All of the records should be given again verbatim.

[Given records]

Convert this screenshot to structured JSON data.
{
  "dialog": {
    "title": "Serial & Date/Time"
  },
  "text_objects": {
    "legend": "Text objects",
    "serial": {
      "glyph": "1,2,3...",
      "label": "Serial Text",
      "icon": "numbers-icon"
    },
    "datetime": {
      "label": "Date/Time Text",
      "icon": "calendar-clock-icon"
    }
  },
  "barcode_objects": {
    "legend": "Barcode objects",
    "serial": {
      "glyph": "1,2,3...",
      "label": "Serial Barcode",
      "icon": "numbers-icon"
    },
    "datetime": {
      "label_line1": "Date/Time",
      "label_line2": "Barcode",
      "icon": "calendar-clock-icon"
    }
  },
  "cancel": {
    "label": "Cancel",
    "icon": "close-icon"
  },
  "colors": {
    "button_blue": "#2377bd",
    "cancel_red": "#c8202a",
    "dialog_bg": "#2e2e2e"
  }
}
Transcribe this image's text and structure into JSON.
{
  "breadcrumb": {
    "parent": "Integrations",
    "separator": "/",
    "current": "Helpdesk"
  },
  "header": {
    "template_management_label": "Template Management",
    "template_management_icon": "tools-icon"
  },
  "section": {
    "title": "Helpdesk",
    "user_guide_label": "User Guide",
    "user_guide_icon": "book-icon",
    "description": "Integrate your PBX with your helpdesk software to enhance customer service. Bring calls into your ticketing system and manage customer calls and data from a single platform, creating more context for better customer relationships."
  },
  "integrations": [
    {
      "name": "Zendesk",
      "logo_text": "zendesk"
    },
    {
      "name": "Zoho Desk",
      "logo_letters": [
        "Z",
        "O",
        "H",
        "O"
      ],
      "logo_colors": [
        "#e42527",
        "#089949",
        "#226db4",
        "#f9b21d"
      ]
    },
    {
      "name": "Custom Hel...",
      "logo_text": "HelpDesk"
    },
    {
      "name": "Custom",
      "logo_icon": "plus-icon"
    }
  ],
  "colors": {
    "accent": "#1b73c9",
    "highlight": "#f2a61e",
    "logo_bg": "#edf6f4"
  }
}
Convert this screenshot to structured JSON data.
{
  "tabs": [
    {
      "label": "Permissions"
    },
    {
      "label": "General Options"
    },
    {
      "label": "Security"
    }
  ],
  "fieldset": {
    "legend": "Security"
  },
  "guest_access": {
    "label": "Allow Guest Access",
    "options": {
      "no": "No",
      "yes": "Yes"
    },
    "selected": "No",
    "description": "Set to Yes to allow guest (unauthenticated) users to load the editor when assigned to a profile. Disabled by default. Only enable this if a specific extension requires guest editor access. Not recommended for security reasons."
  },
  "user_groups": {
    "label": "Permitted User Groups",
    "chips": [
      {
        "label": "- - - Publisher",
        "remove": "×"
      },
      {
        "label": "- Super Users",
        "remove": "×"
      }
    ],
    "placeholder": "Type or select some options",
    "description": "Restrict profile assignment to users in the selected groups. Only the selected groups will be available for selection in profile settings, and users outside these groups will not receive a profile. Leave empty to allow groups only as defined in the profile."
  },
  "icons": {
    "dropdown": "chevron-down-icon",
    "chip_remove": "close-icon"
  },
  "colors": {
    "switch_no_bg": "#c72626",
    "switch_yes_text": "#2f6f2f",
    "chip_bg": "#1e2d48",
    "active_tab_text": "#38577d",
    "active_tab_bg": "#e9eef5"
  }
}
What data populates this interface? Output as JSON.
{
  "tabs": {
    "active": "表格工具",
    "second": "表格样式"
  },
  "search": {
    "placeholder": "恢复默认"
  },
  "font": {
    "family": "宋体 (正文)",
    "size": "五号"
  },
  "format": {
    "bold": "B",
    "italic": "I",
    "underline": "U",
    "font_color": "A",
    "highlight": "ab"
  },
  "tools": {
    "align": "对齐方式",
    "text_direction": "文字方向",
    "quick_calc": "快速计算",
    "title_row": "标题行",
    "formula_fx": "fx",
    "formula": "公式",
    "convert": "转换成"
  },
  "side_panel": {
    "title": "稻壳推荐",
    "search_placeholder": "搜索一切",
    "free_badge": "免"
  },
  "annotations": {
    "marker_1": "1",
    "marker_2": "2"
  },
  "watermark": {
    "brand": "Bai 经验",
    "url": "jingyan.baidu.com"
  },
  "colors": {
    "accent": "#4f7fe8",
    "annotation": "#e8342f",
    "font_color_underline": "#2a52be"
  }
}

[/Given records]

• Reply:
Convert this screenshot to structured JSON data.
{
  "dialog": {
    "title": "Serial & Date/Time"
  },
  "text_objects": {
    "legend": "Text objects",
    "serial": {
      "glyph": "1,2,3...",
      "label": "Serial Text",
      "icon": "numbers-icon"
    },
    "datetime": {
      "label": "Date/Time Text",
      "icon": "calendar-clock-icon"
    }
  },
  "barcode_objects": {
    "legend": "Barcode objects",
    "serial": {
      "glyph": "1,2,3...",
      "label": "Serial Barcode",
      "icon": "numbers-icon"
    },
    "datetime": {
      "label_line1": "Date/Time",
      "label_line2": "Barcode",
      "icon": "calendar-clock-icon"
    }
  },
  "cancel": {
    "label": "Cancel",
    "icon": "close-icon"
  },
  "colors": {
    "button_blue": "#2377bd",
    "cancel_red": "#c8202a",
    "dialog_bg": "#2e2e2e"
  }
}
Transcribe this image's text and structure into JSON.
{
  "breadcrumb": {
    "parent": "Integrations",
    "separator": "/",
    "current": "Helpdesk"
  },
  "header": {
    "template_management_label": "Template Management",
    "template_management_icon": "tools-icon"
  },
  "section": {
    "title": "Helpdesk",
    "user_guide_label": "User Guide",
    "user_guide_icon": "book-icon",
    "description": "Integrate your PBX with your helpdesk software to enhance customer service. Bring calls into your ticketing system and manage customer calls and data from a single platform, creating more context for better customer relationships."
  },
  "integrations": [
    {
      "name": "Zendesk",
      "logo_text": "zendesk"
    },
    {
      "name": "Zoho Desk",
      "logo_letters": [
        "Z",
        "O",
        "H",
        "O"
      ],
      "logo_colors": [
        "#e42527",
        "#089949",
        "#226db4",
        "#f9b21d"
      ]
    },
    {
      "name": "Custom Hel...",
      "logo_text": "HelpDesk"
    },
    {
      "name": "Custom",
      "logo_icon": "plus-icon"
    }
  ],
  "colors": {
    "accent": "#1b73c9",
    "highlight": "#f2a61e",
    "logo_bg": "#edf6f4"
  }
}
Convert this screenshot to structured JSON data.
{
  "tabs": [
    {
      "label": "Permissions"
    },
    {
      "label": "General Options"
    },
    {
      "label": "Security"
    }
  ],
  "fieldset": {
    "legend": "Security"
  },
  "guest_access": {
    "label": "Allow Guest Access",
    "options": {
      "no": "No",
      "yes": "Yes"
    },
    "selected": "No",
    "description": "Set to Yes to allow guest (unauthenticated) users to load the editor when assigned to a profile. Disabled by default. Only enable this if a specific extension requires guest editor access. Not recommended for security reasons."
  },
  "user_groups": {
    "label": "Permitted User Groups",
    "chips": [
      {
        "label": "- - - Publisher",
        "remove": "×"
      },
      {
        "label": "- Super Users",
        "remove": "×"
      }
    ],
    "placeholder": "Type or select some options",
    "description": "Restrict profile assignment to users in the selected groups. Only the selected groups will be available for selection in profile settings, and users outside these groups will not receive a profile. Leave empty to allow groups only as defined in the profile."
  },
  "icons": {
    "dropdown": "chevron-down-icon",
    "chip_remove": "close-icon"
  },
  "colors": {
    "switch_no_bg": "#c72626",
    "switch_yes_text": "#2f6f2f",
    "chip_bg": "#1e2d48",
    "active_tab_text": "#38577d",
    "active_tab_bg": "#e9eef5"
  }
}
What data populates this interface? Output as JSON.
{
  "tabs": {
    "active": "表格工具",
    "second": "表格样式"
  },
  "search": {
    "placeholder": "恢复默认"
  },
  "font": {
    "family": "宋体 (正文)",
    "size": "五号"
  },
  "format": {
    "bold": "B",
    "italic": "I",
    "underline": "U",
    "font_color": "A",
    "highlight": "ab"
  },
  "tools": {
    "align": "对齐方式",
    "text_direction": "文字方向",
    "quick_calc": "快速计算",
    "title_row": "标题行",
    "formula_fx": "fx",
    "formula": "公式",
    "convert": "转换成"
  },
  "side_panel": {
    "title": "稻壳推荐",
    "search_placeholder": "搜索一切",
    "free_badge": "免"
  },
  "annotations": {
    "marker_1": "1",
    "marker_2": "2"
  },
  "watermark": {
    "brand": "Bai 经验",
    "url": "jingyan.baidu.com"
  },
  "colors": {
    "accent": "#4f7fe8",
    "annotation": "#e8342f",
    "font_color_underline": "#2a52be"
  }
}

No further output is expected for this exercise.